[Data records for software interfaces]
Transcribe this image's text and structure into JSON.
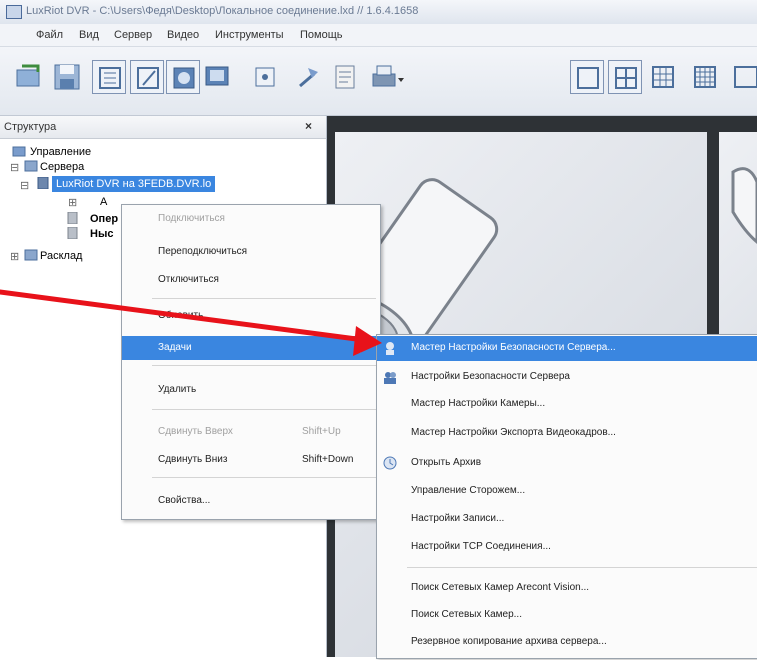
{
  "window": {
    "title": "LuxRiot DVR - C:\\Users\\Федя\\Desktop\\Локальное соединение.lxd // 1.6.4.1658"
  },
  "menu": {
    "items": [
      "Файл",
      "Вид",
      "Сервер",
      "Видео",
      "Инструменты",
      "Помощь"
    ]
  },
  "toolbar": {
    "icons": [
      "connect-icon",
      "save-icon",
      "layout-list-icon",
      "edit-icon",
      "camera-icon",
      "monitor-icon",
      "fullscreen-icon",
      "play-icon",
      "archive-icon",
      "print-icon",
      "layout-1-icon",
      "layout-4-icon",
      "layout-9-icon",
      "layout-16-icon"
    ]
  },
  "structure": {
    "header": "Структура",
    "close": "×",
    "tree": {
      "root": "Управление",
      "servers": "Сервера",
      "server": "LuxRiot DVR на 3FEDB.DVR.lo",
      "child_fragment": "А",
      "item2": "Опер",
      "item3": "Ныс",
      "layouts": "Расклад"
    }
  },
  "context_menu": {
    "items": [
      {
        "label": "Подключиться",
        "disabled": true
      },
      {
        "label": "Переподключиться",
        "disabled": false
      },
      {
        "label": "Отключиться",
        "disabled": false
      },
      {
        "label": "Обновить",
        "disabled": false
      },
      {
        "label": "Задачи",
        "selected": true
      },
      {
        "label": "Удалить",
        "disabled": false
      },
      {
        "label": "Сдвинуть Вверх",
        "shortcut": "Shift+Up",
        "disabled": true
      },
      {
        "label": "Сдвинуть Вниз",
        "shortcut": "Shift+Down",
        "disabled": false
      },
      {
        "label": "Свойства...",
        "disabled": false
      }
    ]
  },
  "tasks_submenu": {
    "items": [
      {
        "label": "Мастер Настройки Безопасности Сервера...",
        "selected": true,
        "icon": "security-wizard-icon"
      },
      {
        "label": "Настройки Безопасности Сервера",
        "icon": "users-icon"
      },
      {
        "label": "Мастер Настройки Камеры..."
      },
      {
        "label": "Мастер Настройки Экспорта Видеокадров..."
      },
      {
        "label": "Открыть Архив",
        "icon": "archive-icon"
      },
      {
        "label": "Управление Сторожем..."
      },
      {
        "label": "Настройки Записи..."
      },
      {
        "label": "Настройки TCP Соединения..."
      },
      {
        "label": "Поиск Сетевых Камер Arecont Vision..."
      },
      {
        "label": "Поиск Сетевых Камер..."
      },
      {
        "label": "Резервное копирование архива сервера..."
      }
    ]
  },
  "annotation": {
    "color": "#e8121a"
  }
}
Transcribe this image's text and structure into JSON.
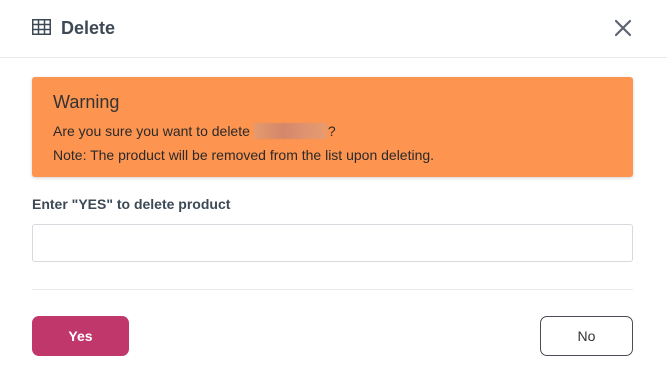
{
  "dialog": {
    "title": "Delete",
    "title_icon": "table-icon",
    "close_icon": "close-icon"
  },
  "warning": {
    "title": "Warning",
    "message_prefix": "Are you sure you want to delete",
    "message_suffix": "?",
    "note": "Note: The product will be removed from the list upon deleting.",
    "background_color": "#fd944f"
  },
  "confirm": {
    "label": "Enter \"YES\" to delete product",
    "value": "",
    "placeholder": ""
  },
  "actions": {
    "yes_label": "Yes",
    "no_label": "No",
    "yes_color": "#c0386b"
  }
}
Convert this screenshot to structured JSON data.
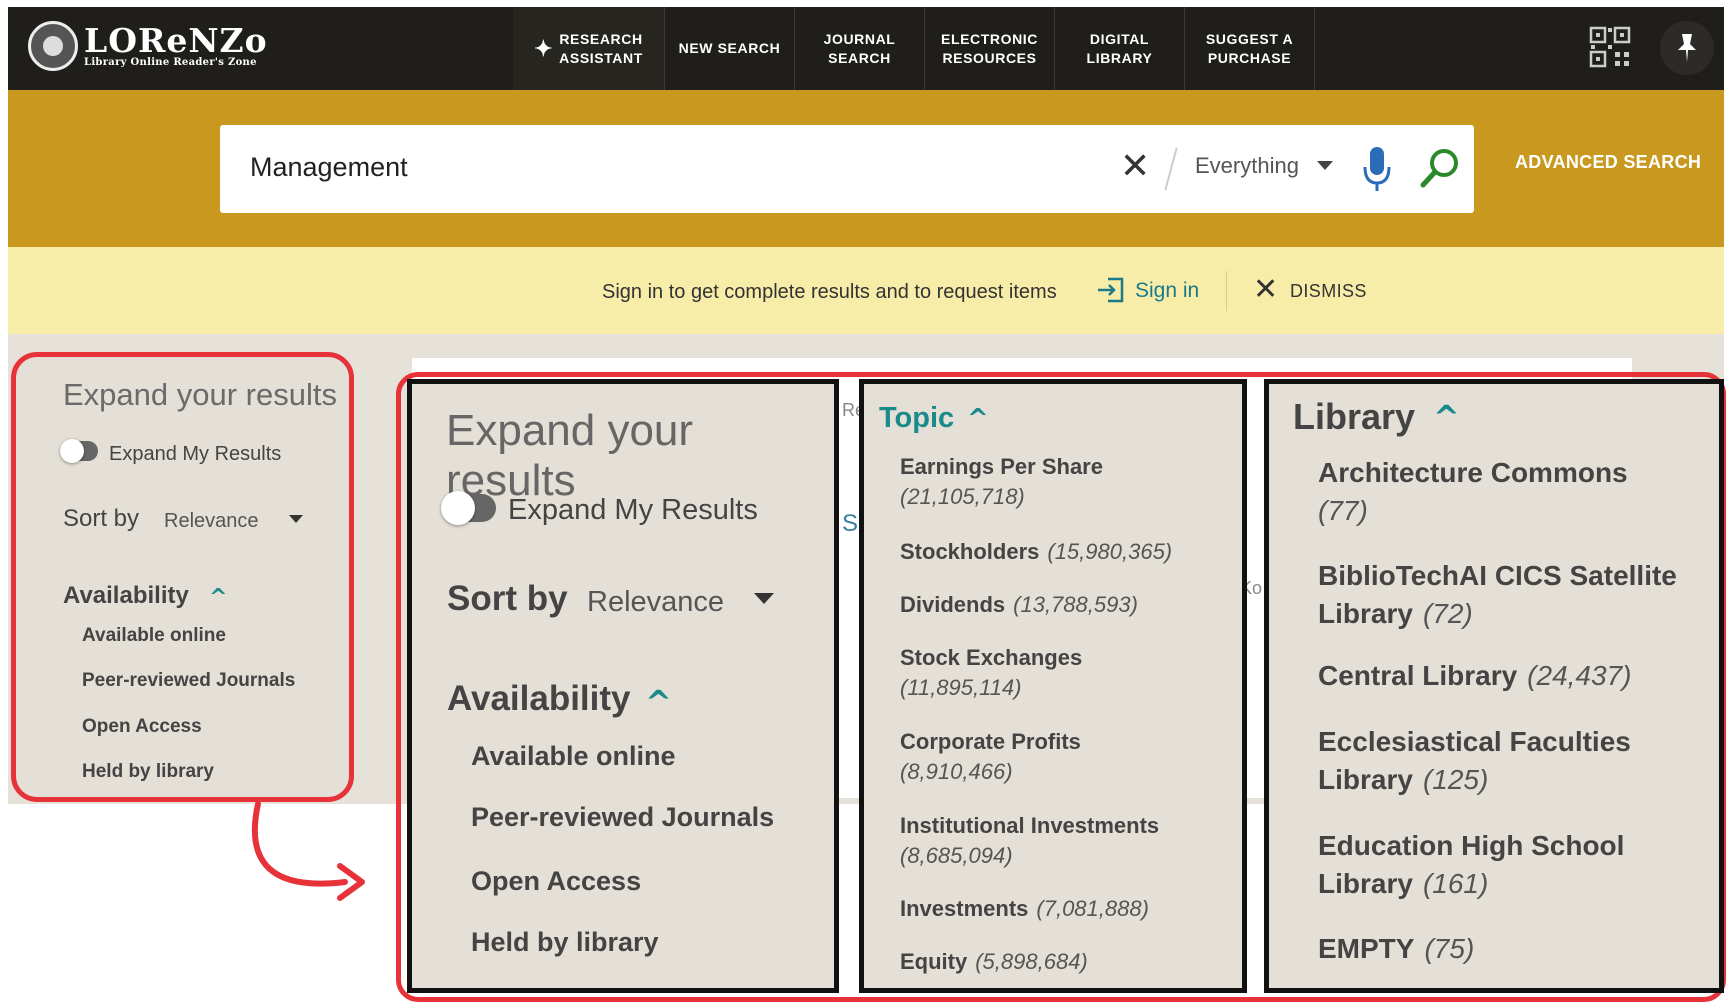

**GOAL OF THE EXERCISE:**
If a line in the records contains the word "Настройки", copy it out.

**RESPONSE TO THIS EXERCISE:**
        "label": "Мастер Настройки Безопасности Сервера...",
        "label": "Настройки Безопасности Сервера",
        "label": "Мастер Настройки Камеры..."
        "label": "Мастер Настройки Экспорта Видеокадров..."
        "label": "Настройки Записи..."
        "label": "Настройки TCP Соединения..."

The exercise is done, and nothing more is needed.